WHAT IS EXPECTED: Verbatim output required. Print the data in full.

──────── WORKING DATA ────────

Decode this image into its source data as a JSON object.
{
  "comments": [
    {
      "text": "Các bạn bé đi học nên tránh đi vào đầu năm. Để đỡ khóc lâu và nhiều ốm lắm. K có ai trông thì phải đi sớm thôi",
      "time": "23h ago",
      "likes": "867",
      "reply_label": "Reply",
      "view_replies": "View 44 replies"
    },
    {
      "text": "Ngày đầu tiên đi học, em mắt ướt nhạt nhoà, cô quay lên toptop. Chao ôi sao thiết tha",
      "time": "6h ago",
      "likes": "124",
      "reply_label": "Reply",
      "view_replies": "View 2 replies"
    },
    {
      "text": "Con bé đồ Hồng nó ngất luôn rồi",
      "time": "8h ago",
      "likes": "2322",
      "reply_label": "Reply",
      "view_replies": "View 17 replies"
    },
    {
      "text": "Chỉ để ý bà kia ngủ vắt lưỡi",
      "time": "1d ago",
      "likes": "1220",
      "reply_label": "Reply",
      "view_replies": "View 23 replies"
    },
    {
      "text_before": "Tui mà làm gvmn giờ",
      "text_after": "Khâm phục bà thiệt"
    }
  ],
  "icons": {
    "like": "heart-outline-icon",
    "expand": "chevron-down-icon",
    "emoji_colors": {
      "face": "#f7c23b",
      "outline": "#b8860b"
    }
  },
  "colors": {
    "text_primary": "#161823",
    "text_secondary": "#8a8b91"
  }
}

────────

YOUR SOLUTION:
Decode this image into its source data as a JSON object.
{
  "comments": [
    {
      "text": "Các bạn bé đi học nên tránh đi vào đầu năm. Để đỡ khóc lâu và nhiều ốm lắm. K có ai trông thì phải đi sớm thôi",
      "time": "23h ago",
      "likes": "867",
      "reply_label": "Reply",
      "view_replies": "View 44 replies"
    },
    {
      "text": "Ngày đầu tiên đi học, em mắt ướt nhạt nhoà, cô quay lên toptop. Chao ôi sao thiết tha",
      "time": "6h ago",
      "likes": "124",
      "reply_label": "Reply",
      "view_replies": "View 2 replies"
    },
    {
      "text": "Con bé đồ Hồng nó ngất luôn rồi",
      "time": "8h ago",
      "likes": "2322",
      "reply_label": "Reply",
      "view_replies": "View 17 replies"
    },
    {
      "text": "Chỉ để ý bà kia ngủ vắt lưỡi",
      "time": "1d ago",
      "likes": "1220",
      "reply_label": "Reply",
      "view_replies": "View 23 replies"
    },
    {
      "text_before": "Tui mà làm gvmn giờ",
      "text_after": "Khâm phục bà thiệt"
    }
  ],
  "icons": {
    "like": "heart-outline-icon",
    "expand": "chevron-down-icon",
    "emoji_colors": {
      "face": "#f7c23b",
      "outline": "#b8860b"
    }
  },
  "colors": {
    "text_primary": "#161823",
    "text_secondary": "#8a8b91"
  }
}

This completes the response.